Coláiste na bhFiann was made aware of the abuse in 1981, when parents of a boy assaulted over the previous year reported the abuse; they insisted they did not want to pursue it further. Ó Lubhlaí wasn’t removed, although he was not in direct contact with children at the time. In 1991, five years after Ó Lubhlaí had formally left Coláiste na bhFiann, there was a Garda investigation when that boy, then an adult, himself made a complaint. Ó Lubhlaí recorded conversations he had with the boy and convinced gardaí he was being blackmailed.
The head of Coláiste na bhFiann at the time was Liam Ó Maolaodha, who believed Ó Lubhlaí’s protests of innocence. It now appears he was in denial, however, as he recently disclosed that he too was a victim of Ó Lubhlaí’s, having been sexually assaulted in the early 1970s.
It was Ó Conchubhair who initiated the first major Garda investigation, in 1997. “The penny really dropped when I looked at my son, who was 11 at the time. If what happened to me happened to him, I don’t think I could be held back from murder,” he says.
He went to Coláiste na bhFiann’s new head, Caitríona Ní Cheallaigh, who acted with propriety by immediately contacting the Garda. Six victims came forward. Ó Lubhlaí was arrested in February 1999, and the prosecution was initiated in March 2000. He faced 56 charges of buggery and indecent assault, in relation to incidents between 1955 and 1981. The case was fixed for Mullingar Circuit Court for February 2002.
Before it could happen, Ó Lubhlaí sought a judicial review, which was heard before Mr Justice Aindreas Ó Caoimh in the High Court. The judgment criticised both the gardaí and the DPP for delays in the investigation, in the taking of the prosecution and the discovery process. It also seemed that the tape and transcript from the 1991 investigation had gone missing.
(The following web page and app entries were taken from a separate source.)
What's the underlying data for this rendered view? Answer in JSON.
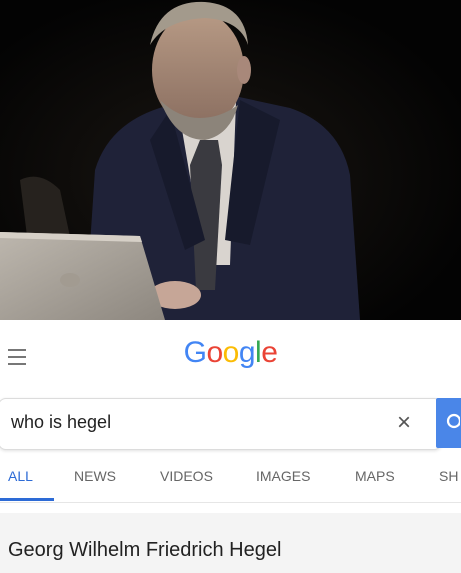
{
  "header": {
    "logo_letters": [
      {
        "ch": "G",
        "color": "#4285F4"
      },
      {
        "ch": "o",
        "color": "#EA4335"
      },
      {
        "ch": "o",
        "color": "#FBBC05"
      },
      {
        "ch": "g",
        "color": "#4285F4"
      },
      {
        "ch": "l",
        "color": "#34A853"
      },
      {
        "ch": "e",
        "color": "#EA4335"
      }
    ],
    "menu_icon": "hamburger-menu-icon"
  },
  "search": {
    "value": "who is hegel",
    "clear_icon": "×",
    "button_icon": "search-icon",
    "button_color": "#4a86e8"
  },
  "tabs": [
    {
      "label": "ALL",
      "active": true
    },
    {
      "label": "NEWS",
      "active": false
    },
    {
      "label": "VIDEOS",
      "active": false
    },
    {
      "label": "IMAGES",
      "active": false
    },
    {
      "label": "MAPS",
      "active": false
    },
    {
      "label": "SH",
      "active": false
    }
  ],
  "result": {
    "title": "Georg Wilhelm Friedrich Hegel"
  },
  "colors": {
    "accent": "#2d6bd6",
    "photo_background": "#050505",
    "suit": "#1f2238"
  }
}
There were references to Ó Lubhlaí having been on heavy medication during his three Garda interviews, which cast doubt on their reliability. The Garda is now reviewing its handling of this case. The DPP’s office has, since its foundation, not been answerable to the public on any matter, even when mistakes are made. Once the prosecution collapsed, Ó Lubhlaí remained free. Separated from his wife, he lived out his final years in Mullingar.
There was one small development. Gael Linn settled a civil action for an undisclosed sum in 2011, over a case of abuse from the 1960s. A search in the Department of the Gaeltacht on foot of a freedom-of-information request yielded no records. That is surprising given that Éamon Ó Cuív said this week that, when minister in the late 1990s, he had become aware of Ó Lubhlaí’s abuse and had informed officials.
How did he get away with it? There have been conspiracy theories, including that he was a State informer about IRA activities and was therefore protected. Less fanciful is the suggestion that his stature meant people tended not to believe the allegations. Crucial, too, were the failures by the Garda, the DPP or both, and by other authorities.
There is also a strong case for an inquiry into when the Department of Education learned of Ó Lubhlaí’s activities and what actions, if any, it took about the career-long contact between a suspected paedophile and children in the classroom.
The Department of Education and Skills says it is “reviewing its records” to establish if child-protection concerns were raised with the department “concerning the person in question and if so what steps were taken on foot of this contact”.
Ó Conchubhair has felt furious that Ó Lubhlaí was never punished. He says he is lucky that his wife and their children have been rocks of support throughout. “I don’t want closure,” he says. “I want this and him to be exposed.”